Tribute: My friend Jack Doig
Above: Jack Doig with his favourite carving, a rendering of stockman's saddle and swag.
My name is Warren Bolton, I first met Jack Doig 15 years ago when he joined my woodcarving class at the Central Queensland Institute of TAFE Mackay. The last seven years I have been with Saint Patrick’s College as an Industrial, Technology and Design Teacher and until recently had lost contact with Jack. Unfortunately, when we did reunite, it was to find that Jack had been given 10 months left to live due to oesophageal cancer. I personally felt that the skill level and artistry that Jack possesses should be shared with the world. The conversation with Jack below is a short summary of his life and reveals his passion for woodworking. I hope you will enjoy looking at some of his projects and appreciate Jack’s fine work and sense of humour.

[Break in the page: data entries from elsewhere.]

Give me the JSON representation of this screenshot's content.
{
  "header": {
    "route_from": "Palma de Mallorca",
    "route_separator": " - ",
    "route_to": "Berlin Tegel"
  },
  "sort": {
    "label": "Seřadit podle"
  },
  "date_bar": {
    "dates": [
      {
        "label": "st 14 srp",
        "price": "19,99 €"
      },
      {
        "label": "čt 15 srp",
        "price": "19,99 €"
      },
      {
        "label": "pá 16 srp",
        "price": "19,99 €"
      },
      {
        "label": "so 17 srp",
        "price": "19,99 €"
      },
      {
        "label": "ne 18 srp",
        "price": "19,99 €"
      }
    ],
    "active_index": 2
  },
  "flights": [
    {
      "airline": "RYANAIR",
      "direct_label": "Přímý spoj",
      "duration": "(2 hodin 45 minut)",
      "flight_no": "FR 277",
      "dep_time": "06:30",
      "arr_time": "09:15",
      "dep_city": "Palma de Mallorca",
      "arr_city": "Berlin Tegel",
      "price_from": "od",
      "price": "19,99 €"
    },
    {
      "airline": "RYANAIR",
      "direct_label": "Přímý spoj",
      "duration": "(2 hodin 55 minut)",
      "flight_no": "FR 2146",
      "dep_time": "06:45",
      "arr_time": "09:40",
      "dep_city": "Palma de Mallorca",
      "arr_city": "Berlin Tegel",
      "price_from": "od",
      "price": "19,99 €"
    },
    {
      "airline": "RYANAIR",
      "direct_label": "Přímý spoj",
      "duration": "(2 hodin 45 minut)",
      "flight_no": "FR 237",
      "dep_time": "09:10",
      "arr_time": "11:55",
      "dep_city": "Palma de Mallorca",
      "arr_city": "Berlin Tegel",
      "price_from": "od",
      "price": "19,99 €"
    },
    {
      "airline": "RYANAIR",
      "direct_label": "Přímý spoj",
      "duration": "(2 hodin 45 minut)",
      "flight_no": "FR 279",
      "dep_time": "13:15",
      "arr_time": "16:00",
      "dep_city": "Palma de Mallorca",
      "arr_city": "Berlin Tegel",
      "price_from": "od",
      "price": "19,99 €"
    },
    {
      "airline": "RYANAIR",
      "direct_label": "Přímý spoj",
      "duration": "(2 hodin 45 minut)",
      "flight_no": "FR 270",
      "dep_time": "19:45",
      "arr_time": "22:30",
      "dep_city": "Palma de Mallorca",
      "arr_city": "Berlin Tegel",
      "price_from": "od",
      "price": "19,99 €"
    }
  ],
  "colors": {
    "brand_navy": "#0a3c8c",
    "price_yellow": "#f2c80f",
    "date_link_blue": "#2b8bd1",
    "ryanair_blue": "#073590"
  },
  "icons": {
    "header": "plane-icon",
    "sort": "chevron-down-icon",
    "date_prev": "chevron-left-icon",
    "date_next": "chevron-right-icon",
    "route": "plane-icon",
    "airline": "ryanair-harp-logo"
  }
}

Jack Doig's carving of R.M Wiiliams, and to the left, the woodburnt portrait that inspired it. Jack also made the leather stirrups. The whip was made by Tidley Triffett, a whip maker in Charters Towers, North Queensland.
Where were you born and raised?
Five Dock, in the Western Suburbs of Sydney
What was your working background?
I completed a cabinetmaking apprenticeship and then went into the building industry. I got sick of Sydney and moved to Papua New Guinea when I was 24. I spent 12 years there with the Public Works Department before moving to Mackay in 1973. I then started a milk run and over the next 20 years only had one 12-month break. When I went back to the cabinetmaking it didn’t work out, so I decided to retire.
The R.M. William boots carved by Jack Doig are hollowed out to the toe. Jack also made the metal and leather stirrups.
What do you love about woodwork?
The multitude of different species of timber and the vast array of tools that enable you to work the timber. I’ve loved woodworking right back from my school days. It has always been there, the love of it all.
What was the first project you made?
It was a four-seater round dining room table manufactured from radiata pine. Four legs were joined into a single turned pedestal column that supported the top.
Jack Doig's carving of a stockman's saddle and swag. "Jack made everything on this piece, including the metal strap buckles."
What is your favourite piece?
The saddle on the fence post carving. I loved the timber species and the work it takes to create each piece.
Do you have a favourite species of timber to work with?
I like lots of different species, but Burdekin Plum is my number one choice.
A bronze by Phil Doig which employed the mould made by Jack Doig.
What other endeavours have you ventured into?
I’ve made bronze moulds for my nephew Philip Doig in Bathurst NSW. I also enjoy woodturning but like to push the boundaries by making miniatures or by adding some humour. I like to experiment with different finishes and have my own secret mix that works very well.
Pushing boundaries: extremes of tiny turnings, and a "stool sample" made to fulfill a doctor's request.
Do you have any advice for budding woodworkers?
The personal satisfaction of producing a fine project from a bare piece of timber is so rewarding. You’ll see the results from basic skills and the workmanship that you are constantly developing with every hour you invest in yourself.
Is there anything else you would like to add?
Simply put, remember the need to always maintain quality.